◆ ABOUT THIS EXERCISE:
All lines in the records below with the word "text" must be returned.

[Items from an interface collection]
------------------------------------------------
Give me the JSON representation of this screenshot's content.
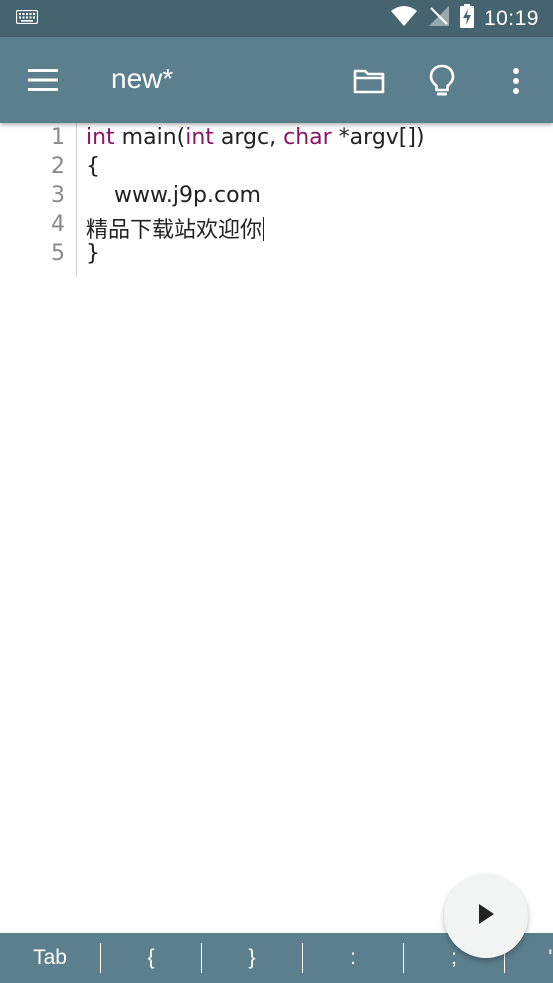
{
  "status_bar": {
    "time": "10:19",
    "icons": [
      "keyboard-icon",
      "wifi-icon",
      "no-signal-icon",
      "battery-charging-icon"
    ]
  },
  "app_bar": {
    "title": "new*",
    "icons": [
      "menu-icon",
      "folder-icon",
      "lightbulb-icon",
      "more-vert-icon"
    ]
  },
  "editor": {
    "line_numbers": [
      "1",
      "2",
      "3",
      "4",
      "5"
    ],
    "lines": [
      [
        {
          "text": "int",
          "kw": true
        },
        {
          "text": " main(",
          "kw": false
        },
        {
          "text": "int",
          "kw": true
        },
        {
          "text": " argc, ",
          "kw": false
        },
        {
          "text": "char",
          "kw": true
        },
        {
          "text": " *argv[])",
          "kw": false
        }
      ],
      [
        {
          "text": "{",
          "kw": false
        }
      ],
      [
        {
          "text": "    www.j9p.com",
          "kw": false
        }
      ],
      [
        {
          "text": "精品下载站欢迎你",
          "kw": false
        }
      ],
      [
        {
          "text": "}",
          "kw": false
        }
      ]
    ],
    "cursor_line": 4
  },
  "fab": {
    "icon": "play-icon"
  },
  "symbol_bar": {
    "keys": [
      "Tab",
      "{",
      "}",
      ":",
      ";",
      "\""
    ]
  },
  "colors": {
    "status_bar": "#466470",
    "app_bar": "#5c7f8d",
    "keyword": "#8b1466"
  }
}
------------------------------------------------
◆ RESPONSE TO THIS EXERCISE:
          "text": "int",
          "text": " main(",
          "text": "int",
          "text": " argc, ",
          "text": "char",
          "text": " *argv[])",
          "text": "{",
          "text": "    www.j9p.com",
          "text": "精品下载站欢迎你",
          "text": "}",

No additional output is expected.